Search the records for the string "Melur", then copy each line that has it.

RECORD SET section start

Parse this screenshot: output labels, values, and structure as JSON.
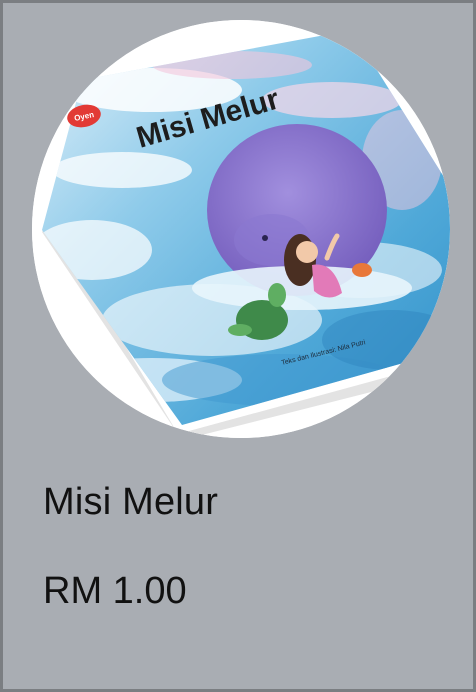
{
  "product": {
    "title": "Misi Melur",
    "price": "RM 1.00"
  },
  "cover": {
    "title_text": "Misi Melur",
    "publisher_badge": "Oyen",
    "credit_line": "Teks dan Ilustrasi: Nila Putri"
  },
  "colors": {
    "card_background": "#a9adb3",
    "card_border": "#7b7e82",
    "text": "#111111"
  }
}
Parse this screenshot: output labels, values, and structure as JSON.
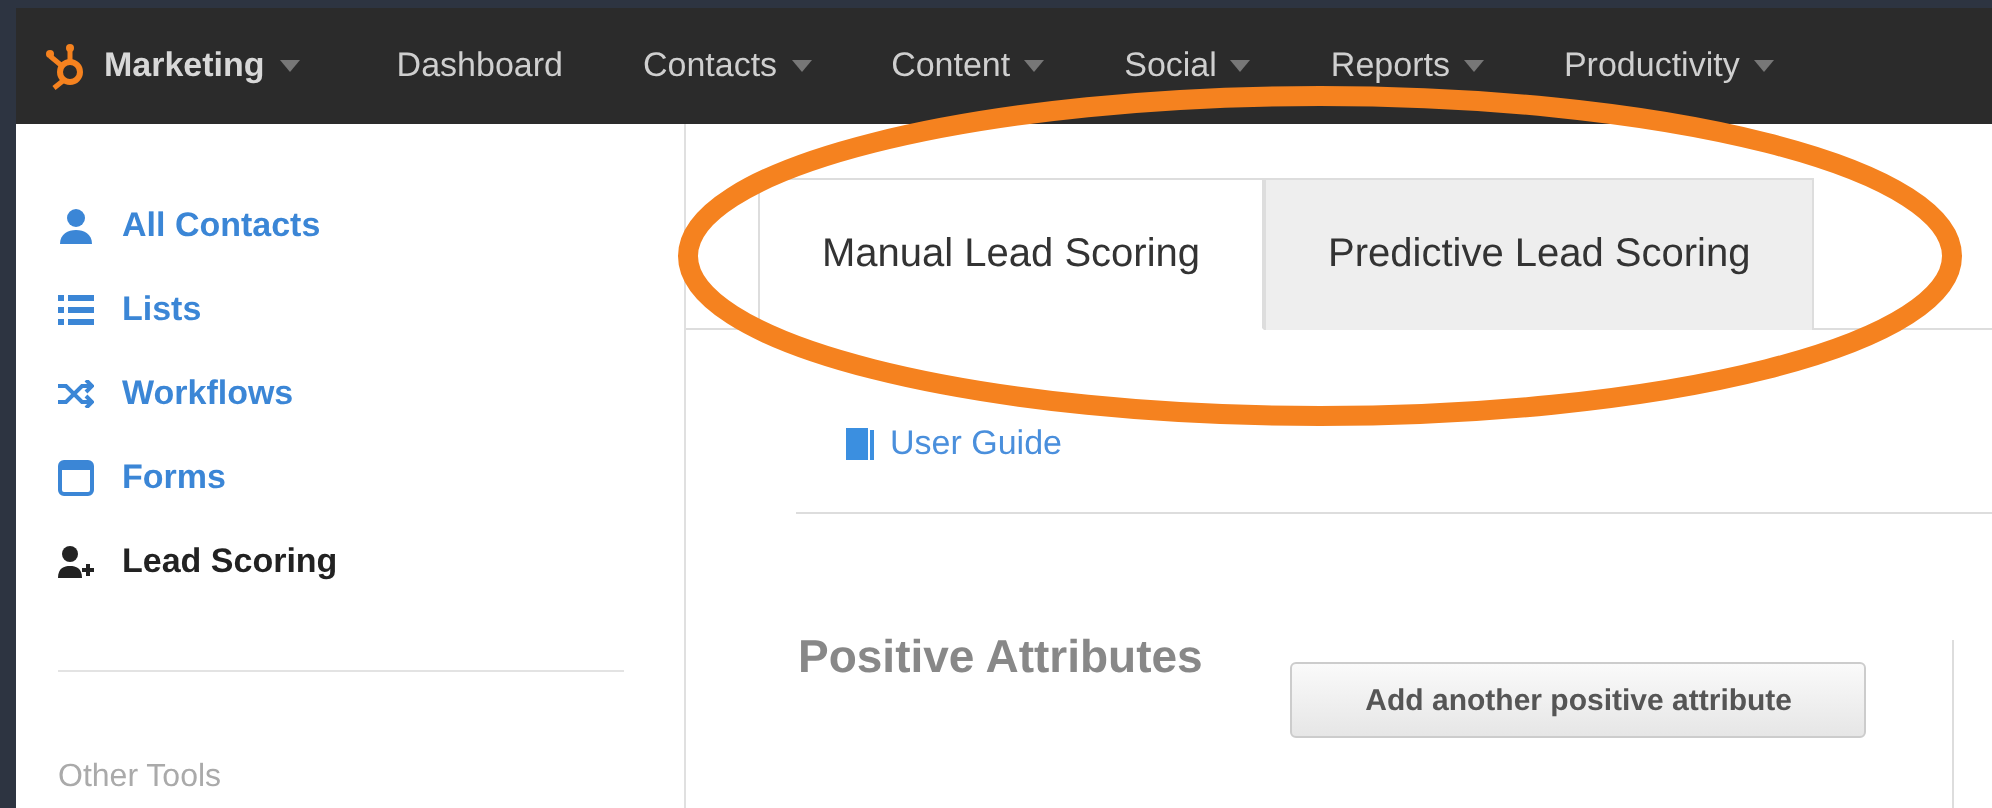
{
  "nav": {
    "brand": "Marketing",
    "items": [
      {
        "label": "Dashboard",
        "dropdown": false
      },
      {
        "label": "Contacts",
        "dropdown": true
      },
      {
        "label": "Content",
        "dropdown": true
      },
      {
        "label": "Social",
        "dropdown": true
      },
      {
        "label": "Reports",
        "dropdown": true
      },
      {
        "label": "Productivity",
        "dropdown": true
      }
    ]
  },
  "sidebar": {
    "items": [
      {
        "label": "All Contacts",
        "kind": "person",
        "selected": false
      },
      {
        "label": "Lists",
        "kind": "list",
        "selected": false
      },
      {
        "label": "Workflows",
        "kind": "shuffle",
        "selected": false
      },
      {
        "label": "Forms",
        "kind": "form",
        "selected": false
      },
      {
        "label": "Lead Scoring",
        "kind": "personadd",
        "selected": true
      }
    ],
    "section_title": "Other Tools"
  },
  "tabs": [
    {
      "label": "Manual Lead Scoring",
      "selected": true
    },
    {
      "label": "Predictive Lead Scoring",
      "selected": false
    }
  ],
  "user_guide": "User Guide",
  "section": {
    "title": "Positive Attributes",
    "button": "Add another positive attribute"
  },
  "annotation": {
    "kind": "ellipse",
    "color": "#f5821f"
  }
}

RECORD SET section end

WRITTEN RESPONSE
    "title": "Misi Melur",
    "title_text": "Misi Melur",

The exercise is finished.